With the Ducati 1199 Superleggera already shown ahead of the 2013 EICMA show, the big news from Milan for Ducati is the long-rumored 2014 Ducati Monster 1200.

Saying goodbye to the Monster’s air-cooled v-twin, the Monster 1200 takes a page of history from the Ducati S4/S4R, and uses Ducati’s water-cooled Testastretta 11° motor (as seen on the Ducati Multistrada 1200 and Ducati Diavel) for its locomotion.

Surely to ruffle a few feathers with the hardcore Ducatisti, the water-cooled engine isn’t the only big innovation for the Ducati Monster 1200, as the motorcycle is the continuation of Ducati’s chassis philosophy, as seen on the Ducati 1199 Panigale. As such, both the steel trellis main frame, and steel subframe, attach directly to the Testastretta 11° engine’s cylinder heads.

Ducati Begins Teasing a New Monster

10/29/2013 @ 2:03 pm, by Jensen Beeler24 COMMENTS

Ducati-Monster-EICMA-teaser-08

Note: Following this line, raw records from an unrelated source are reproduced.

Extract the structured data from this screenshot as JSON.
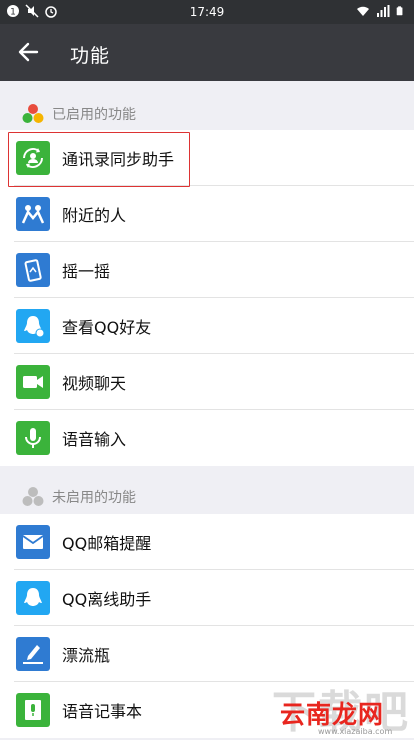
{
  "status_bar": {
    "time": "17:49"
  },
  "app_bar": {
    "title": "功能"
  },
  "enabled_section": {
    "title": "已启用的功能",
    "items": [
      {
        "label": "通讯录同步助手",
        "icon": "contacts-sync-icon",
        "color": "#3bb33b"
      },
      {
        "label": "附近的人",
        "icon": "nearby-people-icon",
        "color": "#2f7bd2"
      },
      {
        "label": "摇一摇",
        "icon": "shake-icon",
        "color": "#2f7bd2"
      },
      {
        "label": "查看QQ好友",
        "icon": "qq-friends-icon",
        "color": "#22a7f2"
      },
      {
        "label": "视频聊天",
        "icon": "video-chat-icon",
        "color": "#3bb33b"
      },
      {
        "label": "语音输入",
        "icon": "voice-input-icon",
        "color": "#3bb33b"
      }
    ]
  },
  "disabled_section": {
    "title": "未启用的功能",
    "items": [
      {
        "label": "QQ邮箱提醒",
        "icon": "qq-mail-icon",
        "color": "#2f7bd2"
      },
      {
        "label": "QQ离线助手",
        "icon": "qq-offline-icon",
        "color": "#22a7f2"
      },
      {
        "label": "漂流瓶",
        "icon": "drift-bottle-icon",
        "color": "#2f7bd2"
      },
      {
        "label": "语音记事本",
        "icon": "voice-notepad-icon",
        "color": "#3bb33b"
      }
    ]
  },
  "watermark": {
    "text": "云南龙网",
    "url": "www.xiazaiba.com",
    "big": "下载吧"
  }
}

Earlier this month, it appears Ducati setup a Twitter account to promote the Monster brand, and for the past couple of weeks the tweets have been fairly mundane. However, the latest cropping of 140 character messages reveal that the company is ready to spill some of the secrets of its upcoming water-cooled Monster.